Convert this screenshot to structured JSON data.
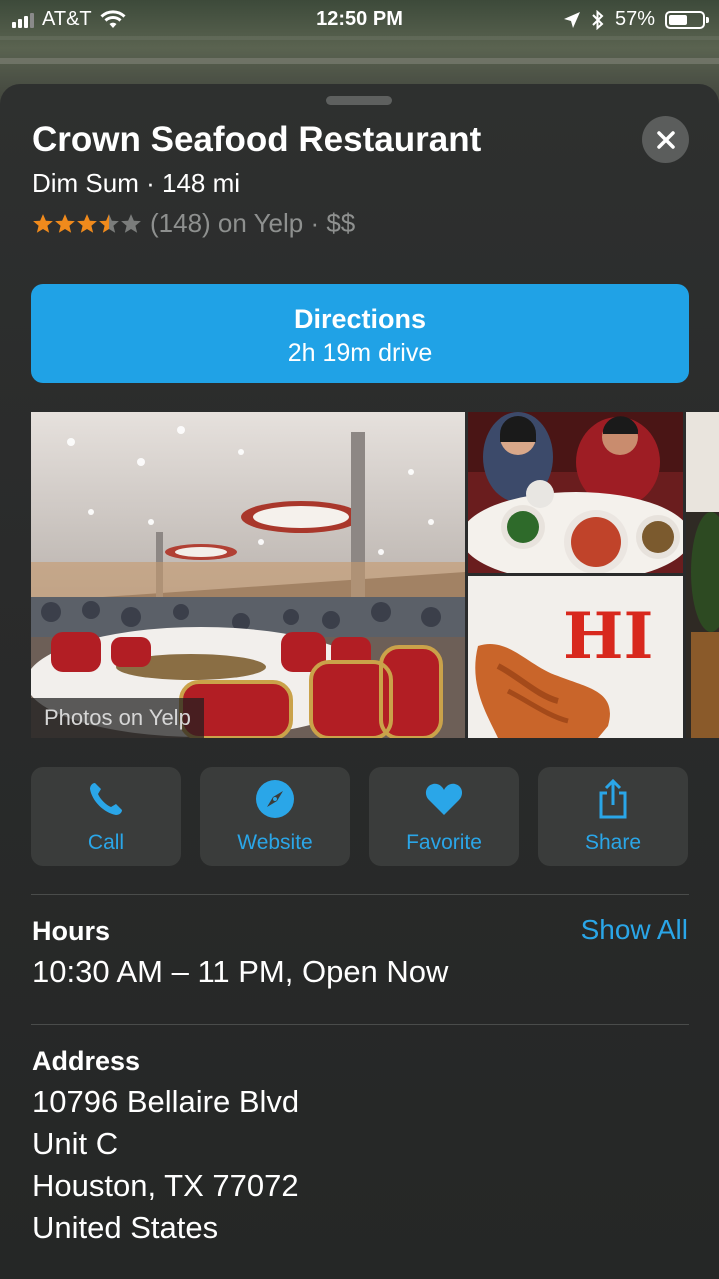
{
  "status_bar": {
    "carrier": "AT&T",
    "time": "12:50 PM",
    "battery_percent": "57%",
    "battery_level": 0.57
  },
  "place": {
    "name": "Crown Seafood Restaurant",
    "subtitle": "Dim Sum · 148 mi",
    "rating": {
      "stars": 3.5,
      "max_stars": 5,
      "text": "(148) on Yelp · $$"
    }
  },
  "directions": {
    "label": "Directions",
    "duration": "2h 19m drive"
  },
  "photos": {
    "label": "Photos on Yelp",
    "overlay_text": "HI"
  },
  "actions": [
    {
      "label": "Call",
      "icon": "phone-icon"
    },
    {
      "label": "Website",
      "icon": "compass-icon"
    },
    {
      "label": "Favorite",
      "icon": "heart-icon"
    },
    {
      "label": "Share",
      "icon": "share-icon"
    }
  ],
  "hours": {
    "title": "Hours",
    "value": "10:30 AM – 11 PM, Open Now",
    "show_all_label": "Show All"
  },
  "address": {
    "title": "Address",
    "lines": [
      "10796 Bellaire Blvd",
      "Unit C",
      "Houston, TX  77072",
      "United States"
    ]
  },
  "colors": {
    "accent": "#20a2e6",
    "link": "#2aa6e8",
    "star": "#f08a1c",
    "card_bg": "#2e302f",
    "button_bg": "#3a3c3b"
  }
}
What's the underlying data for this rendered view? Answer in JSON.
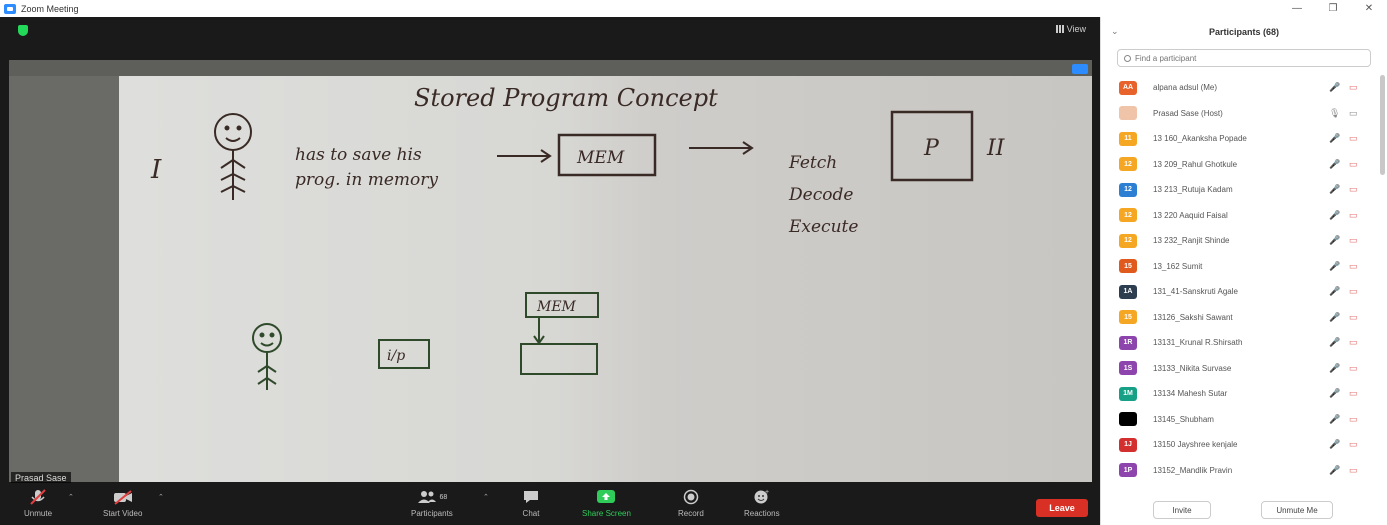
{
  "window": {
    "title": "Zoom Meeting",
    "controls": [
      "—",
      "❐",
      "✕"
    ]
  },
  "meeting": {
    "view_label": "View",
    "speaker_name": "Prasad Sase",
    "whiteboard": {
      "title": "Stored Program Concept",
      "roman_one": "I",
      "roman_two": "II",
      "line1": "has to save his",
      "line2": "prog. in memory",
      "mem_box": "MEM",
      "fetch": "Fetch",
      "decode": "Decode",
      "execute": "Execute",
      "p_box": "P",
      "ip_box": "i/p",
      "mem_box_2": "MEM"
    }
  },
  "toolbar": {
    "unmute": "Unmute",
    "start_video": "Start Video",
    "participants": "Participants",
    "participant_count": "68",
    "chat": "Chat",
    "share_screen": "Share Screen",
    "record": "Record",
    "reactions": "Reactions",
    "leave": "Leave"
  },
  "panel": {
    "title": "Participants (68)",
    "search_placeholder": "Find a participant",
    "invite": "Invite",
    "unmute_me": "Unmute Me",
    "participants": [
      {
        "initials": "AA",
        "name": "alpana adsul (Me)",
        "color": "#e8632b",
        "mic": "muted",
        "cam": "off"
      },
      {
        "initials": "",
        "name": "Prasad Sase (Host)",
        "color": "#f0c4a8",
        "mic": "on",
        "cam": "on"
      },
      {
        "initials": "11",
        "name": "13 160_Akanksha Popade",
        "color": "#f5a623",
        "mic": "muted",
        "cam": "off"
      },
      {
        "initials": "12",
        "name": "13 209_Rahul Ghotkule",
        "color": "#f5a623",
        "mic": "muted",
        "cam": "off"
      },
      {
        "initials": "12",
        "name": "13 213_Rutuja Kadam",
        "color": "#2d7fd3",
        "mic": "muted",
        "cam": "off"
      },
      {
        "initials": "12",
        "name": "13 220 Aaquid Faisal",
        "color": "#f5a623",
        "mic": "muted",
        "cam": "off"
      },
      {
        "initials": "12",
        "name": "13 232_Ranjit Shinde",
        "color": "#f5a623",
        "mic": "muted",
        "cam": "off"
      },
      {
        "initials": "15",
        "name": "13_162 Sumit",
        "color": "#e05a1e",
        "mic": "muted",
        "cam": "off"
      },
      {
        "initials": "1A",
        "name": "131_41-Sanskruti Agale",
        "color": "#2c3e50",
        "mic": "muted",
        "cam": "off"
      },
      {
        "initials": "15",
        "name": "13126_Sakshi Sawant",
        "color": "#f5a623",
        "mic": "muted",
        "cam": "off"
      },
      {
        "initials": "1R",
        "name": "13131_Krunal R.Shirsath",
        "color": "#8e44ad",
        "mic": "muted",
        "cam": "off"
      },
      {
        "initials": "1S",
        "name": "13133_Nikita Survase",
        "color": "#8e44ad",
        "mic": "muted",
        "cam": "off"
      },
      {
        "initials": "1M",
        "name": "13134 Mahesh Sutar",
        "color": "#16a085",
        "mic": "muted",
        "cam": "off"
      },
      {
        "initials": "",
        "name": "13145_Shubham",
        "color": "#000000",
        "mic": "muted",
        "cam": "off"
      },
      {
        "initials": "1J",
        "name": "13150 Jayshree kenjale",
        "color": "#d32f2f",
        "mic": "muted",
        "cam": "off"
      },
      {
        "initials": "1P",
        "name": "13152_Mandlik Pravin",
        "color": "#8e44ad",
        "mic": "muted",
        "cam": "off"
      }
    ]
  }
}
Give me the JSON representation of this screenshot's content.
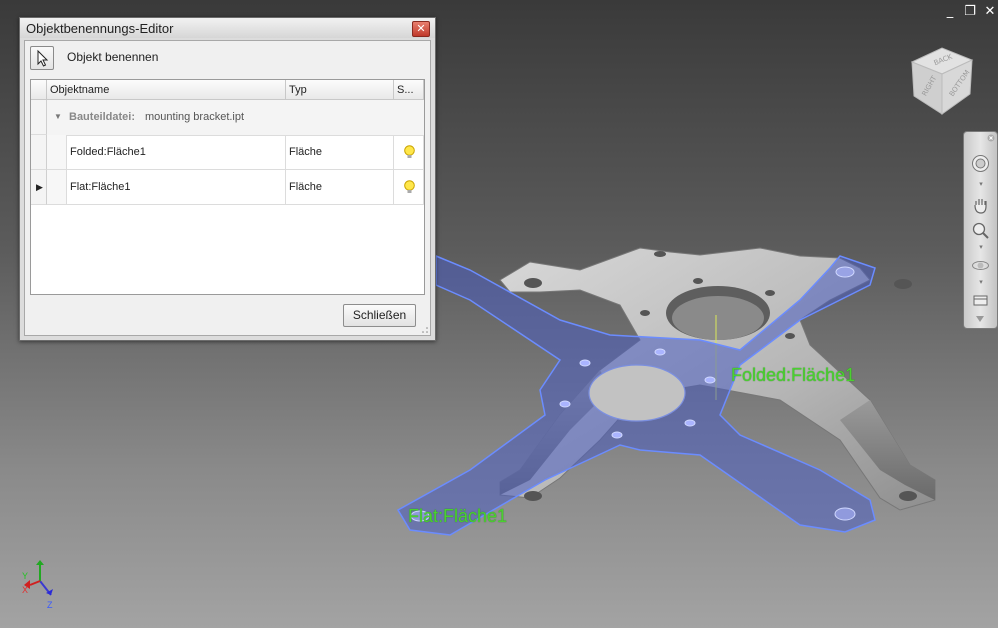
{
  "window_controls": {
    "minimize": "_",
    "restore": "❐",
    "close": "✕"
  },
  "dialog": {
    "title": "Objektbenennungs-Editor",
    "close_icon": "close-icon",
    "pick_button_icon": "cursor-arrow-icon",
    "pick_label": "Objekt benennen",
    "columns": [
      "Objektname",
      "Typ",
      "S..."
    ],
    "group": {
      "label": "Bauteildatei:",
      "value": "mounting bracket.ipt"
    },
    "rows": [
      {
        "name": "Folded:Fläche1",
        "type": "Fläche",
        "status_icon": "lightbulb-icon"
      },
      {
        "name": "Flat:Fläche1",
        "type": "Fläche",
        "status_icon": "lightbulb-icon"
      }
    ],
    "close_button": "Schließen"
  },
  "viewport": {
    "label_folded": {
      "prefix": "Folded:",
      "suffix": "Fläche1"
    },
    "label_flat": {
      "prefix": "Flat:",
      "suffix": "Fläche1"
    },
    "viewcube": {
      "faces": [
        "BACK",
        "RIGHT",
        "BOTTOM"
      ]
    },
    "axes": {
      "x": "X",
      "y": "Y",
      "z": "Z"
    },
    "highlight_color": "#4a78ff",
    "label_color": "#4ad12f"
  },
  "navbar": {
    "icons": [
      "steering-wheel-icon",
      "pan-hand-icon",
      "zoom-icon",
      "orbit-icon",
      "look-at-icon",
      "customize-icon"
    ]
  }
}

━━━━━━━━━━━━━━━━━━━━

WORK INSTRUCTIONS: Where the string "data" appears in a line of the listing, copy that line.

SOLUTION FOR THIS EXERCISE:
Convert this screenshot to structured JSON data.
What's the underlying data for this rendered view? Answer in JSON.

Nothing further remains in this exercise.